A lot of Filipinos simply accept the fact that they can get bombarded with unsolicited emails, SMS, and other form of harassments. Sadly, we don’t have laws in the Philippines such as the CAN-SPAM act or the GDPR that can resolve this.
But that shouldn’t be the case. Even if there are no “laws” governing how these things go, professional marketers ought not to be doing these harassments.
Marketing today is all about helping the buyer get all the information they need so they make a decision to purchase (or not).
The underlying principle is to be helpful.
And the easiest way to do that is through segmentation.
Two Objectives of Segmentation
There are two primary objectives of segmentation. First, you create these segments so that you can send the people in these segments relevant content.
For example, if you’re an organization that sells clothes. Would your entire email list be receptive on an email campaign about blouses? I don’t think so. It’s the women in your list that would be interested.
And the men? They’ll be annoyed. Some might even unsubscribe. Or worse, report your campaign as spam.
Segmentation helps you avoid this problem. It gives you a chance to create personalized and relevant content.
Just take a look at this eCommerce shop who didn’t bother segmenting their list — nor tried to get to know me.
Take a look at the dates and the subject lines. Every day, this eCommerce shop offers a sale/discount. Sometimes, they send an email twice and it’s still about a promo.
Does this look familiar?
The next objective of segmentation is to give you data that you can analyze later on to gain insights on your audience. The earlier you start collecting data, the better your analysis will be.

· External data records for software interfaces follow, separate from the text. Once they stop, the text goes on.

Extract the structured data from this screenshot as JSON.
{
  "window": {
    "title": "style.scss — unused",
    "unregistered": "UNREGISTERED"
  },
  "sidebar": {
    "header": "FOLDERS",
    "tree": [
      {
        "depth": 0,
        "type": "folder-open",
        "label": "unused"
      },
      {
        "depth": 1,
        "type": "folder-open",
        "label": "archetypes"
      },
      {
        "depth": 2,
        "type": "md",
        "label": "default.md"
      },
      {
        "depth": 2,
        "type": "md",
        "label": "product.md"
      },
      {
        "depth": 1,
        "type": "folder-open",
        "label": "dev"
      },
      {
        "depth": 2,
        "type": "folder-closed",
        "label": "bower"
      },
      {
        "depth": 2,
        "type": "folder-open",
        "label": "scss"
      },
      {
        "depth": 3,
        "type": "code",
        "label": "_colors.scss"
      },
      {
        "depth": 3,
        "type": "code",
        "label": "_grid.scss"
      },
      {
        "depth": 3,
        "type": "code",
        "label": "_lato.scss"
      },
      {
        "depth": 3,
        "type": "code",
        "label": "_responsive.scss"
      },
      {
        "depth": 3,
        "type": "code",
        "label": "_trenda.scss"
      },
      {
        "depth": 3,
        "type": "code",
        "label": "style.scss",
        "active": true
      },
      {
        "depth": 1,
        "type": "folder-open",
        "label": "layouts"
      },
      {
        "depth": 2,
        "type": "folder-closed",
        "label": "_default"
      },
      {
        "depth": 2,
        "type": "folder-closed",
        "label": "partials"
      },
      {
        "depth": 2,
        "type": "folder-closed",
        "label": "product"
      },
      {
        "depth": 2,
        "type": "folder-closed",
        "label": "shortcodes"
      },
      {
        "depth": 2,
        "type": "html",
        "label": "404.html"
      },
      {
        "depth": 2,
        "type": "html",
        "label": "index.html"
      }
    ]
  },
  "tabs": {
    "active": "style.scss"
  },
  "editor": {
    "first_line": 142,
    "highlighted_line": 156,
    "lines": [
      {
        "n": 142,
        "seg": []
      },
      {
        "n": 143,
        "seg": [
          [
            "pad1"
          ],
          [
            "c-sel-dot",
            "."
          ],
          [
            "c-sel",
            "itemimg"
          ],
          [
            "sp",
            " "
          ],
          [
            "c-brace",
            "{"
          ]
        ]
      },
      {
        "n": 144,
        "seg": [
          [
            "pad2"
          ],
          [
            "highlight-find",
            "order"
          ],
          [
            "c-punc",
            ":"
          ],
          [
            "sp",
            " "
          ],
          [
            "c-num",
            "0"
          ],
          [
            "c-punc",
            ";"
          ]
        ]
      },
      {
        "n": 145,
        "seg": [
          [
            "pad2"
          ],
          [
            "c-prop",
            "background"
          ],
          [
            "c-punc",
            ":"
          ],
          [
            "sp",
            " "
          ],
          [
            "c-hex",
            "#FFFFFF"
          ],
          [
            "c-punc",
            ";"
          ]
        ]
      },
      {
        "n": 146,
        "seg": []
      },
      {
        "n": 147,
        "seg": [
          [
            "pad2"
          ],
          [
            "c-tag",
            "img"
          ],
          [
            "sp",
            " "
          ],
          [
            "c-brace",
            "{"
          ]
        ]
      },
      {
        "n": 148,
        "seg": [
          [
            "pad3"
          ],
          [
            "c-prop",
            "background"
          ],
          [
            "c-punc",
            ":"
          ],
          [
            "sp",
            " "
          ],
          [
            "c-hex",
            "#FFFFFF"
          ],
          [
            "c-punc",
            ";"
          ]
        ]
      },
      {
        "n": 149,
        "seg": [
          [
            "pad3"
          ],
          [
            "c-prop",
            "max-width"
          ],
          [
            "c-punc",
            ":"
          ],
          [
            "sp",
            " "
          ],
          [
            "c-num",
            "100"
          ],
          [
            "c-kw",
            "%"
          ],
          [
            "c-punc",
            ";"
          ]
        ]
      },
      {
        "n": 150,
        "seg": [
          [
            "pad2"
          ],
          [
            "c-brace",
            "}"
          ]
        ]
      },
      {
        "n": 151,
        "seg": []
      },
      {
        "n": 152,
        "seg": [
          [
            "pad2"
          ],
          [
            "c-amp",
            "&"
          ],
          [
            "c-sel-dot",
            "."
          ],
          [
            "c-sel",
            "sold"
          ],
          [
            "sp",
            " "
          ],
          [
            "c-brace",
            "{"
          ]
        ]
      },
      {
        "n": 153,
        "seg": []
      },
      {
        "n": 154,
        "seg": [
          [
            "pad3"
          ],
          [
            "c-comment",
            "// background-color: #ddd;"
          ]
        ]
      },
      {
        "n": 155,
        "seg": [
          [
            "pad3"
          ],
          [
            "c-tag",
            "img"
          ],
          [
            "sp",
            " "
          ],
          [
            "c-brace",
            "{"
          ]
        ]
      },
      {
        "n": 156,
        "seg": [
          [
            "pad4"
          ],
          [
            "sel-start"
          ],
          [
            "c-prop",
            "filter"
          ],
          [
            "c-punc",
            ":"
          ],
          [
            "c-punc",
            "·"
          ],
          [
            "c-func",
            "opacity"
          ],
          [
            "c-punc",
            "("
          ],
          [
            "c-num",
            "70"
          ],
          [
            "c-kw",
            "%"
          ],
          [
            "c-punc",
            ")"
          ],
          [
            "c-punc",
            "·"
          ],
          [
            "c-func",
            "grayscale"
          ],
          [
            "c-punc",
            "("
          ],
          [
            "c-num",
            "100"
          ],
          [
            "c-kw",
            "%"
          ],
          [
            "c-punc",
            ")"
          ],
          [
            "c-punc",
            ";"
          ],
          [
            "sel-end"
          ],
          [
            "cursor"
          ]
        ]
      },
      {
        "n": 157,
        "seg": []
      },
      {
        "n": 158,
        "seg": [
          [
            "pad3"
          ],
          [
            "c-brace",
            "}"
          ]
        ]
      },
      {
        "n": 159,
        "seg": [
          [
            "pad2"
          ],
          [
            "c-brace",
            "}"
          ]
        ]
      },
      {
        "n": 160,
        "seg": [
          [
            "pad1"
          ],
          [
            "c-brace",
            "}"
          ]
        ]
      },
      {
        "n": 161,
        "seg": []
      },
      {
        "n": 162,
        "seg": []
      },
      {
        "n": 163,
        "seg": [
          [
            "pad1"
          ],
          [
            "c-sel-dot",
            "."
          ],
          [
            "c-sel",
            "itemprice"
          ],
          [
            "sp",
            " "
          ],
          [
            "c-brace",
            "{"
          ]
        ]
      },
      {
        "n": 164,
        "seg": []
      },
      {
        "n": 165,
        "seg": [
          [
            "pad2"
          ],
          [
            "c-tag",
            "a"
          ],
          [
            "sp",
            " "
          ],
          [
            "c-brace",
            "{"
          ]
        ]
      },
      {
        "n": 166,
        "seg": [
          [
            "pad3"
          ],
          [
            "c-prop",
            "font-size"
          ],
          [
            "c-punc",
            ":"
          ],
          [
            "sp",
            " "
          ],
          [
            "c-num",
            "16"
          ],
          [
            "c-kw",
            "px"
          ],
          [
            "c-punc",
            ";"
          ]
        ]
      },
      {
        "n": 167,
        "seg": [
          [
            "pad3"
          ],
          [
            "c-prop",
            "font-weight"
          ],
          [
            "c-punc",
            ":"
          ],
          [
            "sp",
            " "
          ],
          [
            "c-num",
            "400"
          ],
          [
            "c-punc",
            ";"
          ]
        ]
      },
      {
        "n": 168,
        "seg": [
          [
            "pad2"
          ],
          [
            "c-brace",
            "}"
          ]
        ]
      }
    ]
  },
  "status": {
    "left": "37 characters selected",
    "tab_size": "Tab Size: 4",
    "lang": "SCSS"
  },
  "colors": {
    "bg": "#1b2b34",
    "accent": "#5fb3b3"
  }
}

For example, at the time of this writing, I ask the following question on my forms with these answers: “Which statement best describes you?”
- Owns the business
- Works in marketing
- Plans to work in marketing
People who answer my forms are divided into these segments. For example, if I found out that 50% of my list are business owners (owns the business), I might create something special just for them. The same holds true for other segments.
You can use this to make effective decisions.
Bonus: Create Reports from the Data
You know the best part of this? You can create your own business reports that you can turn into a marketing offer.
Ever wonder how international organizations come up with “State of the ____ Reports” yearly? They all start with data collection and segmentation.
Then, they analyze the data they need, ask more questions if needed, visualize the data into charts, add some copy to explain them. Finally, they organize and compile this into a PDF.
They then use this as a marketing offer to generate more leads. They get to ask more questions, collect more data, and get better insights. Then they repeat the entire cycle again.
You can apply this to your organization as well starting today.
So, what are you going to do next
Every organization is different. There is no set list of segments that will fit for everybody. Some are necessary while some doesn’t make sense.
What matters is you start collecting now.